miércoles, 15 de mayo de 2013

The British are coming! (Bloom Day, 5-13)

I grew up in the Boston area, the birthplace of the American Revolution, and every time my English roses start to bloom, I get this Paul-Revere-ish urge to run through the hillsides shouting "The British are coming!".  Funny what a good-looking rose can do to you (or me at least).

First up is Golden Celebration, my favorite yellow rose.

Golden Celebration

Winchester Cathedral was my first English rose to bloom this year.  It's a funny one, though.  Not only does it tend to put out splashes of bright pink and bi-colored roses, but this year it even gave me some bi-colored leaves. 

Winchester Cathedral

Winchester Cathedral 

Pat Austin has a hard time keeping her head up.

The colossal roses of Abraham Darby 

Abraham Darby with sage and thyme
My other English roses are somewhat slower, but I have some antiques and moderns that keep things interesting. 

 Majalis plena, a gift from a fellow Infogarden member (danke, Andy!), dates from before 1583.

Lady Banks

Mme. Alfred Carrière

Mme. Alfred Carrière, a good 6 feet tall in its second year, is fast becoming one of my favorite roses.

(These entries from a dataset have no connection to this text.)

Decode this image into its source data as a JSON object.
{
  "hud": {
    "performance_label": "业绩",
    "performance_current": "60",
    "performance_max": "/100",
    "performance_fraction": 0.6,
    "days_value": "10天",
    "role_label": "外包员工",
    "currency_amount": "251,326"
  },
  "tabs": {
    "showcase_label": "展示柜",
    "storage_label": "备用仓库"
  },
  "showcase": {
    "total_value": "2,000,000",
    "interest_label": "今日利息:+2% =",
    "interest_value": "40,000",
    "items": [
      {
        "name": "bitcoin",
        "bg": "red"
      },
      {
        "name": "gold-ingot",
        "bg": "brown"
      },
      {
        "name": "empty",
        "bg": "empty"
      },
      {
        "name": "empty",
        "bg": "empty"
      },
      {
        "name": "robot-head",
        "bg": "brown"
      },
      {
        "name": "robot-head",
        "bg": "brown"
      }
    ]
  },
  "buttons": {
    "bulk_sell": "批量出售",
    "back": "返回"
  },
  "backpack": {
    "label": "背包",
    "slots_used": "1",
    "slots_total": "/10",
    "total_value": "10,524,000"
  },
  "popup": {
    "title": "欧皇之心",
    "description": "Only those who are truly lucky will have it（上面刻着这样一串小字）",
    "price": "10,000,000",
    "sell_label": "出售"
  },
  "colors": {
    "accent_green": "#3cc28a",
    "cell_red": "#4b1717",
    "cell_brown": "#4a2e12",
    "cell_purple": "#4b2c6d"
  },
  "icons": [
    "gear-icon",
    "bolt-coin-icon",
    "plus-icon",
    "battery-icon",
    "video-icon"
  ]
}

Pierre de Ronsard is slowly waking up.


La Sevillana

Well, that's more than enough for today.  If you leave me a message, next time I might tell you my secrets for having such healthy roses...

Si me dejáis algún mensajito, a lo mejor os revelo mis secretos para tener las rosas tan sanas...

viernes, 10 de mayo de 2013

I did it my way...

Yes, start spreading the news!  And no, I'm not going to New York.  I have been doing things my way, but apparently my way is the wrong way.  Oh, Frank Sinatra, where art thou?

Have you ever had one of those days when everybody and his/her brother seems to be criticizing you?  Today is one of those days, and it's still only 10:30am, so things are bound to only get worse.  Yes, supposedly the amended soil I've been using is no good for vegetables (what?), I have to plant that hazelnut bush TODAY or it will die (it's only been there in a pot for 6 years...), and I most definitely should NOT be planting a fir tree there because it will get too big, messy, etc.  Yes, family members, neighbors and even passing municipal maintenance workers are all getting in on the fun and telling me how ridiculously wrong I am doing just about everything, because evidently, folks, this crazy American don't know sh**!

Good thing my husband is keeping his mouth shut.

miércoles, 8 de mayo de 2013

Spanish lavender and wildflowers

May is the time for Spanish lavender to bloom (lavandula stoechas), but you have to know where to look for it.  It loves growing near rocks, on rocky slopes, or even in the cracks of rock formations themselves.  It can survive in the poorest soil imaginable, and thrive!

  Here is lavandula stoechas in its natural habitat on a craggy incline behind our property.  The tall grasses are esparto, which are used in basket-weaving and to make the soles of espadrilles. 

Here is a plant next to a dirt road that seems to have been pruned into a topiary shape
by passing off-road vehicles.

Don't these little guys remind you of the Easter Bunny?
The first (and smallest) of the Spanish thistles are in bloom.
And just when you think that all of LaMancha's wildflowers are purple...
... you look up to find yourself in a sea of yellow.


lunes, 6 de mayo de 2013

Mi casa

We did it!  After two years, we've finally done it: we've hung up our house number!  Yes, amazon.com-package-wielding delivery men from all across La Mancha are rejoicing because that crazy American lady with that loco name has finally put a number on her house (although I do have to laugh - they now know me so well that I probably don't even need a house number anymore!).

Isn't it pretty?  We haven't hung up the wrought-iron lantern above it yet (the wall still hasn't been wired), but you get the idea.  During the winter, I planted wild mountain thyme and lavender (sounds like a Rosamunde Pilcher novel) in front, which will slowly fill in.  Best part is that they don't need watering because they're native.  And when I say native, I mean dug up from my backyard!

As you can see, things are slowly getting done... poquito a poco.

Now it's time to give credit where credit is due: if you are looking for a handmade tile house number, this one is from Cerámica Verónica (house number tiles), located in Cádiz.

And now that the wall is done, it looks like at least someone likes it!
Podarcis hispanica

viernes, 3 de mayo de 2013

Oh, go fly a kite!

It was one of those beautiful but blustery spring days, and I was out pulling weeds.  Youngest Son came to say that he was bored, so I asked him if he wanted to help me pull weeds.  Obviously, that was not part of his Wii-besotten mind's agenda, so he just kept complaining.  Then it dawned on me: "It's such a windy day, why don't you go fly a kite?"  Surprisingly enough, he did!  The next thing I new, the three men in my tribe were out with kites, and even the dog was getting in on the act.

And they weren't the only ones who thought it was a great day for flying...